5 tips that helped me learn to cook

Scroll down for our homemade coconut milk recipe

Post by Natalie

I started cooking in my early 20’s. Living in an old couple’s attic in Turners Falls, MA, while attending photography school, I searched for independence. To me, independence meant feeding myself, and knowing my way around a kitchen.

At the time, Cody and I cooked a lot of our meals together, [read: him cooking, and me sipping wine while reading the recipe out loud]. Cody always seemed to be at ease in the kitchen. That care-free, "let's-just-whip-something-together" attitude pushed me to develop my own skills.

So, one night I tried making chicken breast on my own. I called my mom for some advice, and got to work. What could go wrong, right? 

Terrified of eating raw meat, I cooked and cooked.

Before I knew it, I had created an inedible chicken-breast-shaped brick, tough enough to be considered a weapon.

Along with my sub-par result came a wave of disappointment. That ease in the kitchen seemed unattainable, let alone digestible.

However, my interest in health and food continued. The more I learned, the more I wanted control over the quality of ingredients and how they were prepared; cooking at home, at least a little, was my missing link. Eventually, I figured out a few things to make the process of learning to cook a little easier, and would like to share them here.

Nat's 5 tips for How to Learn to Cook


1) Be okay with failure

"Try, whatever it is; failure is not the opposite of success but a stepping stone to success."

-Arianna Huffington, from The Guardian

This is what I learned from cooking that chicken upstairs in the attic. We're going to mess things up (in the kitchen, and in life).

If I am trying something new, I wait until a day when I can start cooking in the afternoon. That way if I end up with another chicken brick, I have time to find an alternative before dinner.

2) Find good resources

Of course, we all screw up. That's what tip #1 is about. But sometimes a recipe doesn't turn out even when you follow the instructions exactly. That's because people who write recipes screw up, too! Rather than scour the Internet for a recipe by ingredient, I just reference a handful of books and blogs that I trust.

3) Take a knife skills class

Yes, Cody knocked my knife skills in an earlier post. But hey, everyone has to learn somehow! Some of the most helpful few hours I spent were at a knife skills class at 18 Reasons, a cooking school here in San Francisco. Sometimes colleges offer classes, and sites like Cook's Illustrated offer in-depth process descriptions with their recipes, including knife skills.

4) Read through the recipe

This tip is simple, but not easy.  It takes patience. But reading through the recipe and ingredients helps avoid simple mistakes (e.g. realizing we're missing an ingredient after we've started cooking, or realizing the recipe takes way longer than we thought). Challenges like this make cooking seem tougher than it is, but by just reading the recipe in advance we set ourselves up for success. More on planning here.

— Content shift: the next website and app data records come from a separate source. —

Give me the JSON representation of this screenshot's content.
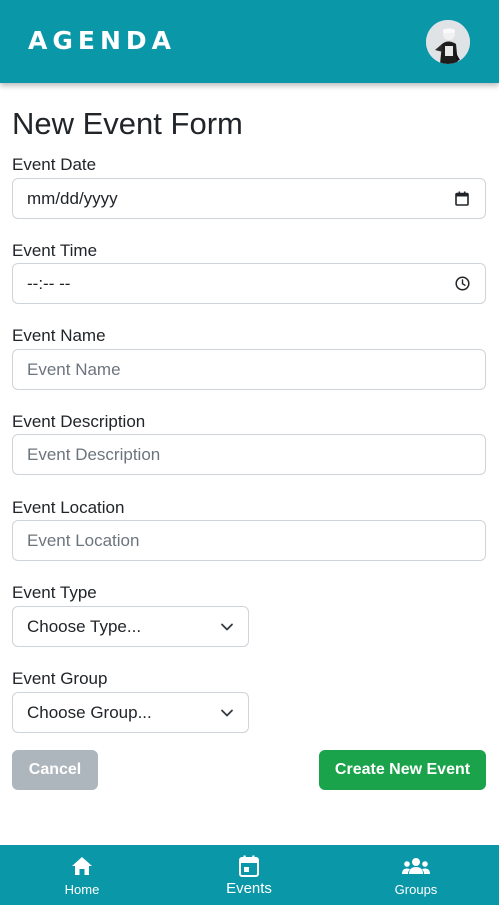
{
  "app": {
    "brand": "AGENDA"
  },
  "page": {
    "title": "New Event Form"
  },
  "form": {
    "date": {
      "label": "Event Date",
      "value": "mm/dd/yyyy"
    },
    "time": {
      "label": "Event Time",
      "value": "--:-- --"
    },
    "name": {
      "label": "Event Name",
      "placeholder": "Event Name"
    },
    "description": {
      "label": "Event Description",
      "placeholder": "Event Description"
    },
    "location": {
      "label": "Event Location",
      "placeholder": "Event Location"
    },
    "type": {
      "label": "Event Type",
      "value": "Choose Type..."
    },
    "group": {
      "label": "Event Group",
      "value": "Choose Group..."
    },
    "cancel_label": "Cancel",
    "submit_label": "Create New Event"
  },
  "bottom_nav": {
    "items": [
      {
        "label": "Home",
        "icon": "home-icon"
      },
      {
        "label": "Events",
        "icon": "calendar-icon",
        "active": true
      },
      {
        "label": "Groups",
        "icon": "groups-icon"
      }
    ]
  },
  "colors": {
    "brand": "#0a97a8",
    "primary_button": "#1aa34a",
    "secondary_button": "#adb5bd"
  }
}
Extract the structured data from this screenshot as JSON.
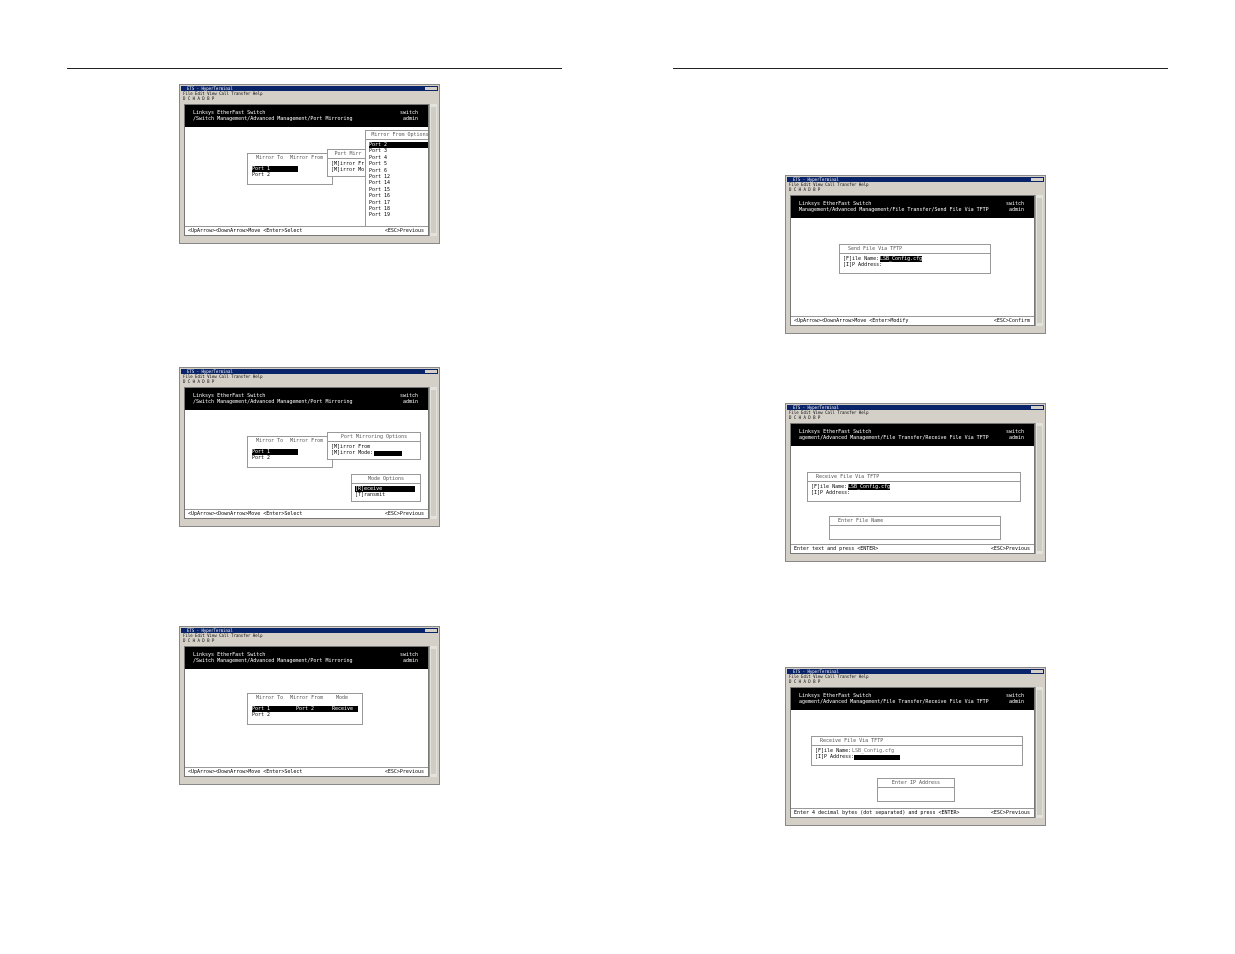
{
  "app": {
    "title": "ETS - HyperTerminal",
    "menu": "File Edit View Call Transfer Help",
    "toolbar": "D  C  H  A  D  B  P"
  },
  "common": {
    "brand": "Linksys EtherFast Switch",
    "hostname": "switch",
    "user": "admin",
    "status_nav": "<UpArrow><DownArrow>Move <Enter>Select",
    "status_back": "<ESC>Previous"
  },
  "shot1": {
    "path": "/Switch Management/Advanced Management/Port Mirroring",
    "col_mirror_to": "Mirror To",
    "col_mirror_from": "Mirror From",
    "rows": [
      "Port 1",
      "Port 2"
    ],
    "options_title": "Port Mirr",
    "option_from": "[M]irror Fr",
    "option_mode": "[M]irror Mo",
    "list_title": "Mirror From Options",
    "ports": [
      "Port 2",
      "Port 3",
      "Port 4",
      "Port 5",
      "Port 6",
      "Port 12",
      "Port 14",
      "Port 15",
      "Port 16",
      "Port 17",
      "Port 18",
      "Port 19"
    ]
  },
  "shot2": {
    "path": "/Switch Management/Advanced Management/Port Mirroring",
    "col_mirror_to": "Mirror To",
    "col_mirror_from": "Mirror From",
    "rows": [
      "Port 1",
      "Port 2"
    ],
    "options_title": "Port Mirroring Options",
    "option_from": "[M]irror From",
    "option_mode": "[M]irror Mode:",
    "mode_title": "Mode Options",
    "modes": [
      "[R]eceive",
      "[T]ransmit"
    ]
  },
  "shot3": {
    "path": "/Switch Management/Advanced Management/Port Mirroring",
    "col_mirror_to": "Mirror To",
    "col_mirror_from": "Mirror From",
    "col_mode": "Mode",
    "row1": {
      "to": "Port 1",
      "from": "Port 2",
      "mode": "Receive"
    },
    "row2": "Port 2"
  },
  "shot4": {
    "path": "Management/Advanced Management/File Transfer/Send File Via TFTP",
    "box_title": "Send File Via TFTP",
    "file_label": "[F]ile Name:",
    "file_value": "LSB_Config.cfg",
    "ip_label": "[I]P Address:",
    "status_left": "<UpArrow><DownArrow>Move <Enter>Modify",
    "status_right": "<ESC>Confirm"
  },
  "shot5": {
    "path": "agement/Advanced Management/File Transfer/Receive File Via TFTP",
    "box_title": "Receive File Via TFTP",
    "file_label": "[F]ile Name:",
    "file_value": "LSB_Config.cfg",
    "ip_label": "[I]P Address:",
    "prompt_title": "Enter File Name",
    "status_left": "Enter text and press <ENTER>",
    "status_right": "<ESC>Previous"
  },
  "shot6": {
    "path": "agement/Advanced Management/File Transfer/Receive File Via TFTP",
    "box_title": "Receive File Via TFTP",
    "file_label": "[F]ile Name:",
    "file_value": "LSB_Config.cfg",
    "ip_label": "[I]P Address:",
    "prompt_title": "Enter IP Address",
    "status_left": "Enter 4 decimal bytes (dot separated) and press <ENTER>",
    "status_right": "<ESC>Previous"
  }
}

5) Try making it yourself

The more I learned about health and food, the more I realized how hard it is to know - actually know - what we're eating. So many things at the supermarket have questionable ingredients, and additives that may be bad for our health. I've learned that a lot of things we buy weekly are easier and cheaper to make at home. 

For example, we used canned coconut milk in our recipe last week. But, it's difficult to find a brand without additives, from a good source, and in a BPA-free can. Since those things are important to us, we often end up making coconut milk from scratch.

How to make coconut milk

I’ll often make a batch on Sunday to use in smoothies, coffee, and chia pudding. 


  • 2 cups unsweetened shredded coconut
  • 4 cups water*

*This ratio turns out much more watery than typical canned coconut milk. To make it thicker, just reduce the amount of water.

process (soaking)

  • Combine the coconut and water in a blender. Stir to combine.
  • Let sit for 2-4 hours.
  • Blend on high for 3-5 minutes.
  • Place a nut-milk bag or a fine-mesh strainer over a bowl. Pour in the blended mixture.
  • Wring with your hands (nut-milk bag), or press the mixture with a spatula (strainer).
  • Pour the liquid into a jar and store in the fridge**


  • Bring 2 cups of the water to a boil.
  • Combine the boiled water, coconut, and rest of the water in a blender. Stir to combine.
  • Blend on high for 3-5 minutes. Let it cool.
  • Place a nut-milk bag or a fine-mesh strainer over a bowl. Pour in the blended mixture.
  • Wring with your hands (nut-milk bag), or press the mixture with a spatula (strainer).
  • Pour the liquid into a jar and store in the fridge**

**The milk will separate - a layer of coconut oil rises to the top. We usually just shake it up to mix, but you can remove the oil and use it separately for cooking.

Photography team on the West Coast. Mostly working with companies and magazines in the food world. Our clients are proud of their product, story, or mission (or all three), and we help them produce their idea into a reality.